Peter Melhado has been surfing since age nine, riding waves all over the world, from Costa Rica to Portugal. Now, the former College of Charleston student who still calls downtown home has started his own surf school catering to wave seekers who flock to Folly Beach for an authentic experience. What happens when your passion also becomes your business?
"There is nothing better than working for yourself,” Melhado said. "It has been a smooth transition and really rewarding. I love meeting new people everyday and getting people excited about what we're doing."
When I arrived to the washout for my lesson this past weekend, the day felt more like summer than the approaching autumn. The waves were smooth, the water was glassy, and Peter had been waiting patiently with two nine foot, soft top surfboards.
His instruction was brief but thorough. While I was somewhat anxious, Peter seemed anything but. The core of his teaching comes down to this: stay calm and stay centered, which, at the fear of sounding off into surf clichés, ended up being completely true.
Once we were in the water and I started catching my first waves, the feeling was akin to connecting with the sweet spot of a baseball or hitting the perfect drive on the golf course. This was the feeling that sportsmen crave and constantly chase: the moments when everything seems to line up just right and something—call it time, space, or a general perception of reality—is suspended, and suddenly I realized why guys like Peter often spend eight hours a day on the water.
The day didn’t start out that way, though. This again, had everything to do with me—specifically my general athletic anxiety. I’ve always been adequate, but not great at these things.

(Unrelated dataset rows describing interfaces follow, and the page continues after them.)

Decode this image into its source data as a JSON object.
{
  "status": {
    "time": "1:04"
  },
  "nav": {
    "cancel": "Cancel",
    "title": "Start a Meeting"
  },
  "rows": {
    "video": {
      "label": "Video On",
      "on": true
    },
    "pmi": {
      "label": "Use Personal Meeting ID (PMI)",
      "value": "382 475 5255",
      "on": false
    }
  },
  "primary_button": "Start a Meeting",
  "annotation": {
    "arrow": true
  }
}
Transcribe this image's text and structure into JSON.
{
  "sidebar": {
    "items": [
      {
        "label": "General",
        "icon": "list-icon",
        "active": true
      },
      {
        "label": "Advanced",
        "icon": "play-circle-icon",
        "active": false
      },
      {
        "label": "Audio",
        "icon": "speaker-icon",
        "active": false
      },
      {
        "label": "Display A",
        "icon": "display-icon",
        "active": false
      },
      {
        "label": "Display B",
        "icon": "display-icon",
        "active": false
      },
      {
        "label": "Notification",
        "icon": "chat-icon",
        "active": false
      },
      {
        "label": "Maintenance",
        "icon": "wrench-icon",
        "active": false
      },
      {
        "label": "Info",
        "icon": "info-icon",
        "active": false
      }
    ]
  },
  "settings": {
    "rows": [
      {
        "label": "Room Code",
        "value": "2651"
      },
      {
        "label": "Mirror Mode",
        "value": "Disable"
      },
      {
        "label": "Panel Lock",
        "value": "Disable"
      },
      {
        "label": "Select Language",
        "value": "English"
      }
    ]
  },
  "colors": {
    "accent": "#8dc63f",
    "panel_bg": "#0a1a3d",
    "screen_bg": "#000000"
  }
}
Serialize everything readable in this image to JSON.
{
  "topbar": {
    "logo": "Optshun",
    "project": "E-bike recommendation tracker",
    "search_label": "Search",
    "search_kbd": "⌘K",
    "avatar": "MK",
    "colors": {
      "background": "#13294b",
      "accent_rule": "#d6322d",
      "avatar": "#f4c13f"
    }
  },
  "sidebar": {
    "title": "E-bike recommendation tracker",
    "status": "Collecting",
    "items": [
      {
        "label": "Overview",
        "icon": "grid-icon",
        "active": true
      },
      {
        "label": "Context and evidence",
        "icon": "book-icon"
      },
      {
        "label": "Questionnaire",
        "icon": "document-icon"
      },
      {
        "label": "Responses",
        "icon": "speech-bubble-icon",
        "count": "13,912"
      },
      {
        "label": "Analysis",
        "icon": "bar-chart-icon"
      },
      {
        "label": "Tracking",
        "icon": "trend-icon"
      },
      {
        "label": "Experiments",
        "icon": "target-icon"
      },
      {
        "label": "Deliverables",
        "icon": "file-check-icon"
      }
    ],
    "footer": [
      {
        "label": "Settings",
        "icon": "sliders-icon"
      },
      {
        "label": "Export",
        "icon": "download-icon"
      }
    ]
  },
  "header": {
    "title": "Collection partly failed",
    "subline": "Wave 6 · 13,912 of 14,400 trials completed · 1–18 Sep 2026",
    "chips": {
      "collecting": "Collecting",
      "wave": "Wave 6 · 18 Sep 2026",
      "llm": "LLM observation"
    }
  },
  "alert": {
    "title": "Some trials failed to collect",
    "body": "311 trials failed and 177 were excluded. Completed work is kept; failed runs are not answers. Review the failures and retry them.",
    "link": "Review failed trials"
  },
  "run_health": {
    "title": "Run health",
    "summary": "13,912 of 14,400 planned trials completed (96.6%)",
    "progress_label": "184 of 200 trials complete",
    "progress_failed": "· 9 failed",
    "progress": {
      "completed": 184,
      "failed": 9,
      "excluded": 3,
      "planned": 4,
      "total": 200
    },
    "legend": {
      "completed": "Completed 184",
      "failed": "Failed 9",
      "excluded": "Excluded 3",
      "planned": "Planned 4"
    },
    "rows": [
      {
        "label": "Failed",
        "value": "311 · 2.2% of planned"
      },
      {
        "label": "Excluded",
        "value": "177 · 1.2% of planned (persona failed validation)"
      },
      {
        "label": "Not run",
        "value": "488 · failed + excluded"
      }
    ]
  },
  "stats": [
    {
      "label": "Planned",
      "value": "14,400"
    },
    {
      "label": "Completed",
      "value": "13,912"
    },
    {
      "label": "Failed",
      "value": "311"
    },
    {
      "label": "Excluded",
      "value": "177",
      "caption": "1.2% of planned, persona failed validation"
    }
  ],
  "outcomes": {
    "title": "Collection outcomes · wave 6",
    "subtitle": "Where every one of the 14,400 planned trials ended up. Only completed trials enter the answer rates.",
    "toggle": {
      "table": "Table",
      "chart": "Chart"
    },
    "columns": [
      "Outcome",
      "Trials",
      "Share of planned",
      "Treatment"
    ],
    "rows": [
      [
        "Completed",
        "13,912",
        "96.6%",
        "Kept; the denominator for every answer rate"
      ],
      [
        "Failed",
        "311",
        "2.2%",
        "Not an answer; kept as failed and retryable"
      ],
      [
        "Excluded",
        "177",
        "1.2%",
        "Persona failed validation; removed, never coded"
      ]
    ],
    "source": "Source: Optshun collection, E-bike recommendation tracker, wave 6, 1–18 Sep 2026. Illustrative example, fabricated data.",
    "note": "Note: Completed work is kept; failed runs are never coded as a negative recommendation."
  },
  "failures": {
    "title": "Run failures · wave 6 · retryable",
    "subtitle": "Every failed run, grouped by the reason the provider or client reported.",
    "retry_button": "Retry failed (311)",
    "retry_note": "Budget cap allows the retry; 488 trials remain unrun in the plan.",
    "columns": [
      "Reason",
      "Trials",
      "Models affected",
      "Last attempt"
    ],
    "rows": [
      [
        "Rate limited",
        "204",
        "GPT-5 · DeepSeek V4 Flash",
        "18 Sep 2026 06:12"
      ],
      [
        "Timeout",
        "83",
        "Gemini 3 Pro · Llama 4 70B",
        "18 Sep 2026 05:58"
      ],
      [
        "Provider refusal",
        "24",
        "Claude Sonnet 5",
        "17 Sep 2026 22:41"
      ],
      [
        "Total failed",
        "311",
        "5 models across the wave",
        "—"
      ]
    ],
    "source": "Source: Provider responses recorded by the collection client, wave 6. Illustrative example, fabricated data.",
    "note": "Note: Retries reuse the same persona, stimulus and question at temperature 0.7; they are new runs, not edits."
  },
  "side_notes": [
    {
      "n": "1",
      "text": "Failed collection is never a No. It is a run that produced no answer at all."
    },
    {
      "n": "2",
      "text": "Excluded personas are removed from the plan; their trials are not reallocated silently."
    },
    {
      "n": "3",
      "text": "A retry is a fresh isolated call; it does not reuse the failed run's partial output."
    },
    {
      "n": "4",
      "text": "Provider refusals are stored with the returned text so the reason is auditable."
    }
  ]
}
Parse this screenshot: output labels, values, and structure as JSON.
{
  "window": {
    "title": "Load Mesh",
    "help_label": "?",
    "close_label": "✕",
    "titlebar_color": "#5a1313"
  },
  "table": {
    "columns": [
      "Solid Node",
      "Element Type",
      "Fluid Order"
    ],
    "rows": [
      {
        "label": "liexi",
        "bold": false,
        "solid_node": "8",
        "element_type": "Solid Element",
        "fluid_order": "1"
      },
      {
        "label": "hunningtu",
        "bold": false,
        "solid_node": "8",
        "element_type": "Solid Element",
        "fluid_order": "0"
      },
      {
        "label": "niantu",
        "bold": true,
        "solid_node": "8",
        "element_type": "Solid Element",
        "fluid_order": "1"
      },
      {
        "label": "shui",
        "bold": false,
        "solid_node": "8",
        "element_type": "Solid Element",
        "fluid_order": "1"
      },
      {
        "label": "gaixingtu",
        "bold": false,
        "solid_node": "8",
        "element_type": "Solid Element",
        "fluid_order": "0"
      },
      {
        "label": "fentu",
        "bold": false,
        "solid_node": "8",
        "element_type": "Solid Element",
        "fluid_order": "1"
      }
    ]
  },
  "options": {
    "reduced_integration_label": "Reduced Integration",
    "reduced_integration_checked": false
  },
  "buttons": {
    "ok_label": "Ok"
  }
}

For example, I shot a basketball flat-footed until the age of seventeen when a friend of mine pointed out, “They call it a jump shot because you are supposed to jump.” I was an above average JV lacrosse goalie, but I realize now that by the very definition of my body mass, I took up 80% of the goal. Last but not least, anyone who has borne witness to my trying new things knows that I am bad at them, earning me one trip to the urgent care. Yes, there is video evidence of this.
However, Peter is a great teacher with over eight years of teaching experience, so with a friendly push and his guidance, I was up on the board in seemingly no time with just his simple instructions of “paddle, paddle” and “get up!"
"A good teacher is patient and determined to create the best experience possible,” Melhado later said. "You have to be a knowledgeable surfer, but also need to be able to translate that knowledge into meaningful direction for first time surfers."
In addition to giving private lessons, Isla Surf School also offers semi-private lessons, group lessons, an eight week after school program that provides transportation to and from the beach, an instructor ratio of no more than 3:1, and an education component that teaches students about surf etiquette, water safety, winds, and tides. Isla Surf School instructors are all CPR and First Aid certified and have at least four years experience teaching surfing.
It’s never too late to start learning, and while more dedicated surfers ride year-round, the summer months are the best time to for beginners when the weather is warmer and the ocean a little more friendly.